Adaptation and Evaluation of the WillTry Tool Among Children in Guam.
Sommaire de l'article
Fruit and vegetable consumption may reduce risk for chronic disease and obesity. Children's fruit and vegetable intake is mediated by a preference or willingness to try them. This study's primary objective was to adapt the previously validated WillTry tool and to evaluate the adapted version among children in Guam.
Adaptations to the WillTry tool included both novel fruits and vegetables unique to Guam and common ones. Children aged 3 to 11 years who attended 2 community-based summer day camps in 2013 were shown images matching 14 food questions in an initial interview and in a second interview conducted 3 to 72 hours later. Responses were "no," "maybe," or "yes" and were coded as 1, 2, or 3, respectively. A higher score indicated more willingness to try fruits and vegetables. Factor analyses determined components of willingness. Psychometric properties and reliability were analyzed.
Sixty-five children completed the first interview, and 64 completed the second. Factor analyses revealed 3 components (scales):1) local novel (guava, breadfruit, eggplant, sweet sop, star apple, taro leaves), 2) local common (carrot, papaya, long beans, salad greens), and 3) imported (apple, canned peaches, canned corn). All but the imported scale had sufficient internal consistency (Cronbach's α > 0.69). Each scale had substantial reliability (ICC > 0.76). We found no significant differences by age, sex, or type of camp for any scale. Mean scores were 2.1 (local novel), 2.4 (local common), and 2.7 (imported), and all were significantly different.

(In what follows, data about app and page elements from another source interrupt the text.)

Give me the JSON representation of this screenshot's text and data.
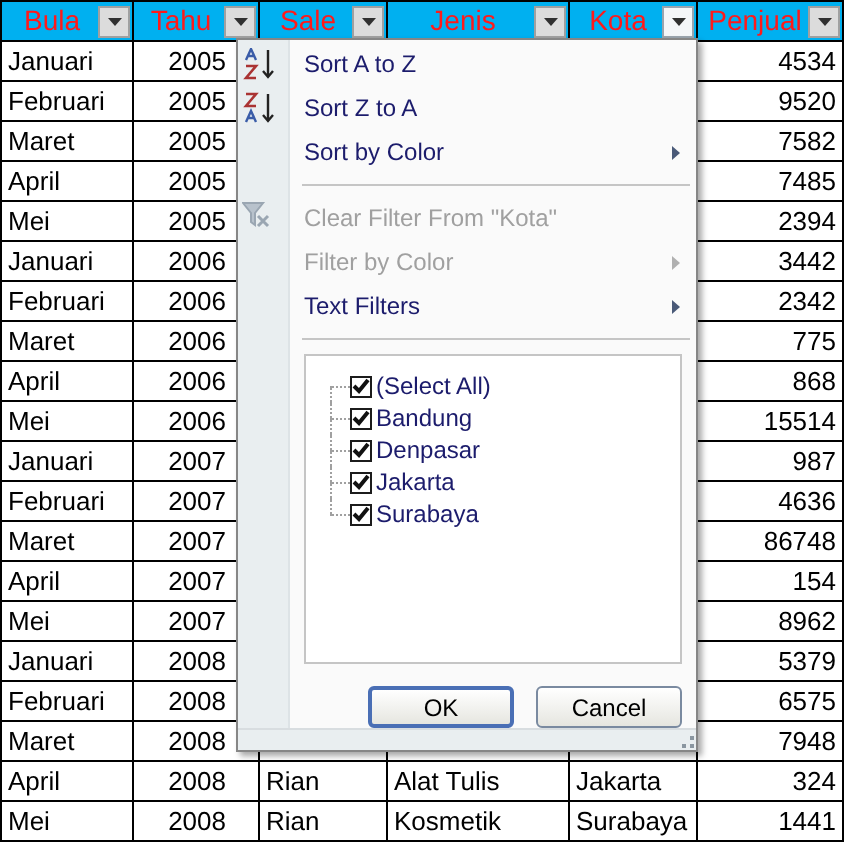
{
  "table": {
    "columns": [
      {
        "label": "Bula",
        "filter_open": false
      },
      {
        "label": "Tahu",
        "filter_open": false
      },
      {
        "label": "Sale",
        "filter_open": false
      },
      {
        "label": "Jenis",
        "filter_open": false
      },
      {
        "label": "Kota",
        "filter_open": true
      },
      {
        "label": "Penjual",
        "filter_open": false
      }
    ],
    "rows": [
      {
        "bulan": "Januari",
        "tahun": "2005",
        "penjualan": "4534"
      },
      {
        "bulan": "Februari",
        "tahun": "2005",
        "penjualan": "9520"
      },
      {
        "bulan": "Maret",
        "tahun": "2005",
        "penjualan": "7582"
      },
      {
        "bulan": "April",
        "tahun": "2005",
        "penjualan": "7485"
      },
      {
        "bulan": "Mei",
        "tahun": "2005",
        "penjualan": "2394"
      },
      {
        "bulan": "Januari",
        "tahun": "2006",
        "penjualan": "3442"
      },
      {
        "bulan": "Februari",
        "tahun": "2006",
        "penjualan": "2342"
      },
      {
        "bulan": "Maret",
        "tahun": "2006",
        "penjualan": "775"
      },
      {
        "bulan": "April",
        "tahun": "2006",
        "penjualan": "868"
      },
      {
        "bulan": "Mei",
        "tahun": "2006",
        "penjualan": "15514"
      },
      {
        "bulan": "Januari",
        "tahun": "2007",
        "penjualan": "987"
      },
      {
        "bulan": "Februari",
        "tahun": "2007",
        "penjualan": "4636"
      },
      {
        "bulan": "Maret",
        "tahun": "2007",
        "penjualan": "86748"
      },
      {
        "bulan": "April",
        "tahun": "2007",
        "penjualan": "154"
      },
      {
        "bulan": "Mei",
        "tahun": "2007",
        "penjualan": "8962"
      },
      {
        "bulan": "Januari",
        "tahun": "2008",
        "penjualan": "5379"
      },
      {
        "bulan": "Februari",
        "tahun": "2008",
        "penjualan": "6575"
      },
      {
        "bulan": "Maret",
        "tahun": "2008",
        "penjualan": "7948"
      },
      {
        "bulan": "April",
        "tahun": "2008",
        "sales": "Rian",
        "jenis": "Alat Tulis",
        "kota": "Jakarta",
        "penjualan": "324"
      },
      {
        "bulan": "Mei",
        "tahun": "2008",
        "sales": "Rian",
        "jenis": "Kosmetik",
        "kota": "Surabaya",
        "penjualan": "1441"
      }
    ]
  },
  "filter_menu": {
    "items": [
      {
        "kind": "sort-az",
        "label": "Sort A to Z",
        "disabled": false,
        "submenu": false
      },
      {
        "kind": "sort-za",
        "label": "Sort Z to A",
        "disabled": false,
        "submenu": false
      },
      {
        "kind": "plain",
        "label": "Sort by Color",
        "disabled": false,
        "submenu": true
      },
      {
        "kind": "separator"
      },
      {
        "kind": "clear-filter",
        "label": "Clear Filter From \"Kota\"",
        "disabled": true,
        "submenu": false
      },
      {
        "kind": "plain",
        "label": "Filter by Color",
        "disabled": true,
        "submenu": true
      },
      {
        "kind": "plain",
        "label": "Text Filters",
        "disabled": false,
        "submenu": true
      },
      {
        "kind": "separator"
      }
    ],
    "values": [
      {
        "label": "(Select All)",
        "checked": true
      },
      {
        "label": "Bandung",
        "checked": true
      },
      {
        "label": "Denpasar",
        "checked": true
      },
      {
        "label": "Jakarta",
        "checked": true
      },
      {
        "label": "Surabaya",
        "checked": true
      }
    ],
    "buttons": [
      "OK",
      "Cancel"
    ]
  }
}
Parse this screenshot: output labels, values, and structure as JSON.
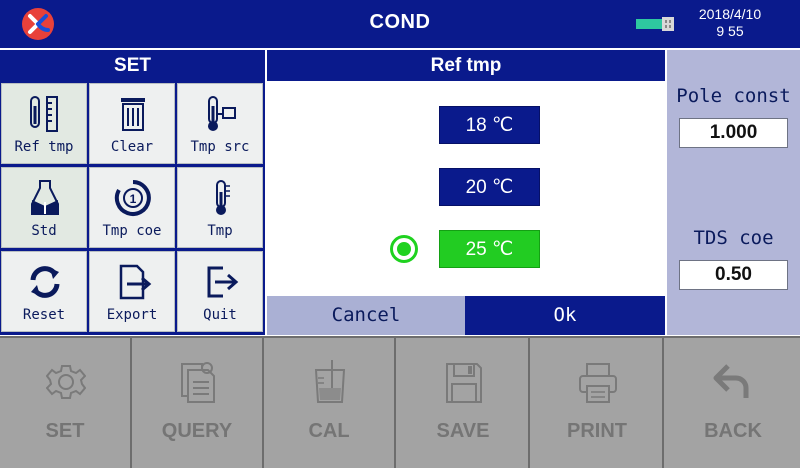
{
  "header": {
    "title": "COND",
    "date": "2018/4/10",
    "time": "9 55"
  },
  "set_panel": {
    "title": "SET",
    "tiles": [
      {
        "label": "Ref tmp",
        "icon": "thermometer-ruler-icon"
      },
      {
        "label": "Clear",
        "icon": "trash-icon"
      },
      {
        "label": "Tmp src",
        "icon": "thermometer-probe-icon"
      },
      {
        "label": "Std",
        "icon": "flask-book-icon"
      },
      {
        "label": "Tmp coe",
        "icon": "coefficient-dial-icon"
      },
      {
        "label": "Tmp",
        "icon": "thermometer-icon"
      },
      {
        "label": "Reset",
        "icon": "refresh-icon"
      },
      {
        "label": "Export",
        "icon": "export-icon"
      },
      {
        "label": "Quit",
        "icon": "exit-icon"
      }
    ]
  },
  "dialog": {
    "title": "Ref tmp",
    "options": [
      {
        "label": "18 ℃",
        "selected": false
      },
      {
        "label": "20 ℃",
        "selected": false
      },
      {
        "label": "25 ℃",
        "selected": true
      }
    ],
    "cancel_label": "Cancel",
    "ok_label": "Ok"
  },
  "right_panel": {
    "pole_const_label": "Pole const",
    "pole_const_value": "1.000",
    "tds_coe_label": "TDS coe",
    "tds_coe_value": "0.50"
  },
  "toolbar": {
    "items": [
      {
        "label": "SET",
        "icon": "gear-icon"
      },
      {
        "label": "QUERY",
        "icon": "document-query-icon"
      },
      {
        "label": "CAL",
        "icon": "beaker-icon"
      },
      {
        "label": "SAVE",
        "icon": "floppy-disk-icon"
      },
      {
        "label": "PRINT",
        "icon": "printer-icon"
      },
      {
        "label": "BACK",
        "icon": "back-arrow-icon"
      }
    ]
  },
  "colors": {
    "primary": "#0a1a8c",
    "selected_option": "#22cc22",
    "side_panel": "#b2b6d8",
    "toolbar": "#a3a3a3",
    "logo": "#e8413a"
  }
}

The adapted WillTry was culturally relevant and had psychometric properties similar to those of the original. An unexpected finding was the tool's potential for documenting the nutrition transition.